─── DATA SECTION ───
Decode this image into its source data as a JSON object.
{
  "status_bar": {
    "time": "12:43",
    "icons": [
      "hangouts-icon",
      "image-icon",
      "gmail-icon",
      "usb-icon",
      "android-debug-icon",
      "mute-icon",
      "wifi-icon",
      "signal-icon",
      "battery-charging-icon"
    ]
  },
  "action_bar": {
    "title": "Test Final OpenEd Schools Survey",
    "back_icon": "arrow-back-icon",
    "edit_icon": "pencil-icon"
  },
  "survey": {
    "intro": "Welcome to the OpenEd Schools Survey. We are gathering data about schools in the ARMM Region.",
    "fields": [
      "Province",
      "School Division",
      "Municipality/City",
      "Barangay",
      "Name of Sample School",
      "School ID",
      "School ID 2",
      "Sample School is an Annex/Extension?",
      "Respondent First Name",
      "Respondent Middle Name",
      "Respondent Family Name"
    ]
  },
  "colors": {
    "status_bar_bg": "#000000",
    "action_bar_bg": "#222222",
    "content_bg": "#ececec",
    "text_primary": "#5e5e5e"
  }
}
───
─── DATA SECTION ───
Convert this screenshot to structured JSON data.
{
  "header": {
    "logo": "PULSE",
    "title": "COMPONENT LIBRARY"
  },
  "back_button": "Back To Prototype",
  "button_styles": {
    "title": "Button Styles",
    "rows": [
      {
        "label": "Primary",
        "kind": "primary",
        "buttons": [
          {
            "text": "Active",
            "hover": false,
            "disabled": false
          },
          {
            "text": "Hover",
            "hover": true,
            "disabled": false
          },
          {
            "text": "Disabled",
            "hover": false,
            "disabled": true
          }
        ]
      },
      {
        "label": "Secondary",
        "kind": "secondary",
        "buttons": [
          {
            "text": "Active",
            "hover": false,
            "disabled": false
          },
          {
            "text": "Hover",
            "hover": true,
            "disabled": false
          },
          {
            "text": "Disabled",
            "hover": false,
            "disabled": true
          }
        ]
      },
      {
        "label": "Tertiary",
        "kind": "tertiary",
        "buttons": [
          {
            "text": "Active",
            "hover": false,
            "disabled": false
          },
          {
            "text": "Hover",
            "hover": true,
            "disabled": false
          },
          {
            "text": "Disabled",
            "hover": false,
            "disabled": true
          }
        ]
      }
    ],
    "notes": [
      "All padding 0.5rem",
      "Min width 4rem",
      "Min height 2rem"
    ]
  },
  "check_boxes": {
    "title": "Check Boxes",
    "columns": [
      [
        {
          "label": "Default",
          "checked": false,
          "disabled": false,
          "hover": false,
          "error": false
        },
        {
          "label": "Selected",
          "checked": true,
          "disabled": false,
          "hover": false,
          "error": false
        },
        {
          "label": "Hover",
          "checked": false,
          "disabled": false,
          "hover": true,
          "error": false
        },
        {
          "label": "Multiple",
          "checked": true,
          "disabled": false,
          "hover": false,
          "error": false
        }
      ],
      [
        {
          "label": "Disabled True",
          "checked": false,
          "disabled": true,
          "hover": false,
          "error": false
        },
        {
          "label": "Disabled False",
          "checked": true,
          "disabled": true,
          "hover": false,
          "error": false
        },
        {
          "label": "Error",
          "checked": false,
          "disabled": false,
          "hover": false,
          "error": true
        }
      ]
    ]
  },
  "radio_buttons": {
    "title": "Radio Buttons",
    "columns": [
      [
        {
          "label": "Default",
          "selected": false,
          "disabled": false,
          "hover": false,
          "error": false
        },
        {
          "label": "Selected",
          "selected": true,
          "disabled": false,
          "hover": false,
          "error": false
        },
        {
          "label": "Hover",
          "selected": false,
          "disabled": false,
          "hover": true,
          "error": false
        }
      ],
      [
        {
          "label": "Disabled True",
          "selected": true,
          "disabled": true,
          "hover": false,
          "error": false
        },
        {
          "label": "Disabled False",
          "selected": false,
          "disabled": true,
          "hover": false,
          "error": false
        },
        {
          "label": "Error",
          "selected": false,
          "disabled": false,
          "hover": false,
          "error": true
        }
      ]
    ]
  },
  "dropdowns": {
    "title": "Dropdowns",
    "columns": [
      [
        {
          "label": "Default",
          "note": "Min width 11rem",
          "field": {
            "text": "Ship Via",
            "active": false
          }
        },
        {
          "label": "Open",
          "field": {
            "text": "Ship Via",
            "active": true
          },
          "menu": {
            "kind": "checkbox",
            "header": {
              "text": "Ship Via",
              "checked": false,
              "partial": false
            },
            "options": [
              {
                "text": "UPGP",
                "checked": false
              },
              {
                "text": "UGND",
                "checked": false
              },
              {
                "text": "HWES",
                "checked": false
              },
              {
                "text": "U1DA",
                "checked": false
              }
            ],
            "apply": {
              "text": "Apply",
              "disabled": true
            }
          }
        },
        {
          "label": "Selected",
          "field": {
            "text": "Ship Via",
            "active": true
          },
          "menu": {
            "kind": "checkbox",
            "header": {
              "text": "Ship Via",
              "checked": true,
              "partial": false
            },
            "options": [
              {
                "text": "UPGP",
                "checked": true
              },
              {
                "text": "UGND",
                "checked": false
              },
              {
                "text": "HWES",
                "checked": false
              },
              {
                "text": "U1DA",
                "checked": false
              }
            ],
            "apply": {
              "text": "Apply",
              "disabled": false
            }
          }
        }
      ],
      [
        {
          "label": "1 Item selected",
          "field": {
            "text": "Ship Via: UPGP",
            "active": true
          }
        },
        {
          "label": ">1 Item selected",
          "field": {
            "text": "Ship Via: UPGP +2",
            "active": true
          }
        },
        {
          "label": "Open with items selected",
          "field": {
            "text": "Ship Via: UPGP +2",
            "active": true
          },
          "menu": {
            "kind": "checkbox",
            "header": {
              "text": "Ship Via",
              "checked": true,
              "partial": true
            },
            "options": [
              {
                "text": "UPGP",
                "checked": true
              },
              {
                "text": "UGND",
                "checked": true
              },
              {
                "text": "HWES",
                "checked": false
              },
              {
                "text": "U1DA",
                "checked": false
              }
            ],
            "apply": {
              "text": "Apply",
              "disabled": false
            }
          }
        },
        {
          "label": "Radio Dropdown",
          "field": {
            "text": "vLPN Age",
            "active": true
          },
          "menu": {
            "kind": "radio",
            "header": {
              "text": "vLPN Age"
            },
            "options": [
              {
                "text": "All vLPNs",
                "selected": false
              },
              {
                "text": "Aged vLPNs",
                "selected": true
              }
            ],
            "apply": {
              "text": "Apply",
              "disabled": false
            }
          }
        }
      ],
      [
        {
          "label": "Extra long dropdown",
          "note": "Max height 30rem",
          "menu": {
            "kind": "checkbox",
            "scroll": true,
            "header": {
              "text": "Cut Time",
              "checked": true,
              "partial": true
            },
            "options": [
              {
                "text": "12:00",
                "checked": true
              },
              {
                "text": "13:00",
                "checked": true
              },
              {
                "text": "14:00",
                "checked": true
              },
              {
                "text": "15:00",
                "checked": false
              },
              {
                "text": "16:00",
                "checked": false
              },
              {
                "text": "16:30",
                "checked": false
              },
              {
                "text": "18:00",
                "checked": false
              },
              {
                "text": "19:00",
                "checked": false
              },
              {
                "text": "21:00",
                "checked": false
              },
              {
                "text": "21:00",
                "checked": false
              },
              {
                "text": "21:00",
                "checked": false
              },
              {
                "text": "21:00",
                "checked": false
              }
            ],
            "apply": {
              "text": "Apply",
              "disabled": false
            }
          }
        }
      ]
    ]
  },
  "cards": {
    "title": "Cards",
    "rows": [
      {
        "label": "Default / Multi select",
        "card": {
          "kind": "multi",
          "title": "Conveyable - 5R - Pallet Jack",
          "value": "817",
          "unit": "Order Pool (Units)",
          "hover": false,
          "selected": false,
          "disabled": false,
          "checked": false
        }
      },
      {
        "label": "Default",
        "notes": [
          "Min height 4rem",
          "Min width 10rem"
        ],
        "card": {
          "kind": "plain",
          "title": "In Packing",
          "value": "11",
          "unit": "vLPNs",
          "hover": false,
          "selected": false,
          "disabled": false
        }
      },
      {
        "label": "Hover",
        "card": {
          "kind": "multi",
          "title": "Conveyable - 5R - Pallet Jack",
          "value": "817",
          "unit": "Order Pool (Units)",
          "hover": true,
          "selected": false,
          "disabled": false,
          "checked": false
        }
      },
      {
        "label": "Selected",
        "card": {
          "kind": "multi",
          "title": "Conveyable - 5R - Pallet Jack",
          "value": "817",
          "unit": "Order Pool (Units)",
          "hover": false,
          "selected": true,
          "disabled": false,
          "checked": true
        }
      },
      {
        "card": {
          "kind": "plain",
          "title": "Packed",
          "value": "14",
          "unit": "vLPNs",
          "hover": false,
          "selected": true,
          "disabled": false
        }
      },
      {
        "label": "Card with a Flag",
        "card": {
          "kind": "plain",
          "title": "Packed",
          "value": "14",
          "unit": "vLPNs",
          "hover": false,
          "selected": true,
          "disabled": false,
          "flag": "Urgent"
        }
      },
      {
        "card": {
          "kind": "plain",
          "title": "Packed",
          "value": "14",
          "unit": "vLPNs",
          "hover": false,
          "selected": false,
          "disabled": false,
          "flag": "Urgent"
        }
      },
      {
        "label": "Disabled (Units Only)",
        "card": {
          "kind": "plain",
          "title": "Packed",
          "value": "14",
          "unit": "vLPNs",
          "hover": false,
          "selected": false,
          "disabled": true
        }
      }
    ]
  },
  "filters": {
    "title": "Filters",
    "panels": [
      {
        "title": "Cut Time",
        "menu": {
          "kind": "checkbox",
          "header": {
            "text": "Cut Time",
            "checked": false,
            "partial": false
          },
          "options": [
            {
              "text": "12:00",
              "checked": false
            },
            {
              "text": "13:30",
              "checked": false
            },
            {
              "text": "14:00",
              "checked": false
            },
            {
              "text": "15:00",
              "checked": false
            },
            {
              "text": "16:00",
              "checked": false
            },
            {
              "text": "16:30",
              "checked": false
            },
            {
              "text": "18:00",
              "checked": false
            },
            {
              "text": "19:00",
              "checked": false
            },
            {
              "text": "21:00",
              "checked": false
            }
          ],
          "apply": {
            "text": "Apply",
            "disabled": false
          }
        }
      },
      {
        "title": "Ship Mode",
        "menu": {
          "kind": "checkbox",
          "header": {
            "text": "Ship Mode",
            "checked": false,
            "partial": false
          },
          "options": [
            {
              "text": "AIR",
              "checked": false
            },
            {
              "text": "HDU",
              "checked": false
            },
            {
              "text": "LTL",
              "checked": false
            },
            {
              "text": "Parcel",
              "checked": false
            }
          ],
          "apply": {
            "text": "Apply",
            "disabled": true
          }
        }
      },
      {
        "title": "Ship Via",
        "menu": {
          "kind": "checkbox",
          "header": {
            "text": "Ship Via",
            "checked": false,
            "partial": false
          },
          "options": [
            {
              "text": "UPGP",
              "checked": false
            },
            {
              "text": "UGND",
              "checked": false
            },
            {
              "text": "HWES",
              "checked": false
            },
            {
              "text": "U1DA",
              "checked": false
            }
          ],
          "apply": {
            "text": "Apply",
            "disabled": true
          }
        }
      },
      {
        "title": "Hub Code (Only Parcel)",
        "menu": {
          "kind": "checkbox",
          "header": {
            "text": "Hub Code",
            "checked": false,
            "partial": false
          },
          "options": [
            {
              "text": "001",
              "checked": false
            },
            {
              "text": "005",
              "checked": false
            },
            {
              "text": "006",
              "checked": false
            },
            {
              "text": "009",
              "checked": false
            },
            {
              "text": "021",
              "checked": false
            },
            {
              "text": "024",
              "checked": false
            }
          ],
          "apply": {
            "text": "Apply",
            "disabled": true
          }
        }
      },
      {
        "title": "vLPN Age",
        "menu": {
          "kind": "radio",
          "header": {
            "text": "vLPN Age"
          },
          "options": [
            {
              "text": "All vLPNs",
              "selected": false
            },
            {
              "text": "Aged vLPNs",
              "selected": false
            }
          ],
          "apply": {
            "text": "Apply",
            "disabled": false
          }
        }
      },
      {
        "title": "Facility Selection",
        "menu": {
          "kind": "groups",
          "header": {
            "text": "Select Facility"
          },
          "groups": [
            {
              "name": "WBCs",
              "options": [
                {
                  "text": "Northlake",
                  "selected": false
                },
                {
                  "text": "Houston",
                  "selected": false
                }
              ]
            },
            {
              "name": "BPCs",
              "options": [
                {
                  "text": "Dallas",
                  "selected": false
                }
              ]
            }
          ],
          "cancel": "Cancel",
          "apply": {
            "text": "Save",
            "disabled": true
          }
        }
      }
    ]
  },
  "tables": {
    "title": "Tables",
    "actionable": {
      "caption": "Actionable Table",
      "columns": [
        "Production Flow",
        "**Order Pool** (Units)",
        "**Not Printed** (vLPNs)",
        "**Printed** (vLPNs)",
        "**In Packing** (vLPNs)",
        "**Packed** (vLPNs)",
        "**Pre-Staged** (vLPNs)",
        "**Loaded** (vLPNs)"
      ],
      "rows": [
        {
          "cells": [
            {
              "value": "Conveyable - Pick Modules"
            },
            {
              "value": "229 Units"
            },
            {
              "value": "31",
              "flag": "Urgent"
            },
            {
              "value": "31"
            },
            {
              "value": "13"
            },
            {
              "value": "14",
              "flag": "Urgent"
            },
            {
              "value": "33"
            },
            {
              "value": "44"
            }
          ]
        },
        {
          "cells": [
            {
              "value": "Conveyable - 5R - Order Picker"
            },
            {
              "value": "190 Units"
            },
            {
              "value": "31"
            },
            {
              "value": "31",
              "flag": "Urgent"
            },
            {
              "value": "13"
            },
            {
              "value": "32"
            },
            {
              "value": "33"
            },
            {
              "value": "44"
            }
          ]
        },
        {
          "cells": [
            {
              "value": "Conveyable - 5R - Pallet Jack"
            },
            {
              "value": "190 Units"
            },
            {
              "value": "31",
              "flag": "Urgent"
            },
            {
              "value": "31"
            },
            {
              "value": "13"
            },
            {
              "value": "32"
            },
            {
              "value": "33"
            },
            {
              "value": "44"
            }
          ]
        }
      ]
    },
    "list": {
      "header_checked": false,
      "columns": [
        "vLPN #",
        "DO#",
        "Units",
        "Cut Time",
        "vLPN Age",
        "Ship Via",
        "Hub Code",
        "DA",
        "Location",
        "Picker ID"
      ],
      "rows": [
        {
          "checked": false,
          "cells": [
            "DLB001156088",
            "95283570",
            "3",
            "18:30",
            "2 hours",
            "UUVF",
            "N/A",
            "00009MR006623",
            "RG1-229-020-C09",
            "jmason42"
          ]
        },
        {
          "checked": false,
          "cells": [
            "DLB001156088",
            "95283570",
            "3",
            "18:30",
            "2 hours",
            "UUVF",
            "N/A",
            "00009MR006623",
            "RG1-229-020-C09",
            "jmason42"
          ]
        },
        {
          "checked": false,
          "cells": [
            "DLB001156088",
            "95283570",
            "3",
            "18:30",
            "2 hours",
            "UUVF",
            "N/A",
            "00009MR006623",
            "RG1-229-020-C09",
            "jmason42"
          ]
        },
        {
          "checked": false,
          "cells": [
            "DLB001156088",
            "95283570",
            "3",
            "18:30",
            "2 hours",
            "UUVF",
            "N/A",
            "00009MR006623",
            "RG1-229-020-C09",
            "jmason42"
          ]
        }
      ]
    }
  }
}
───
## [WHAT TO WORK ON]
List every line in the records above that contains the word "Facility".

## [REPLY TO THE TASK]
        "title": "Facility Selection",
            "text": "Select Facility"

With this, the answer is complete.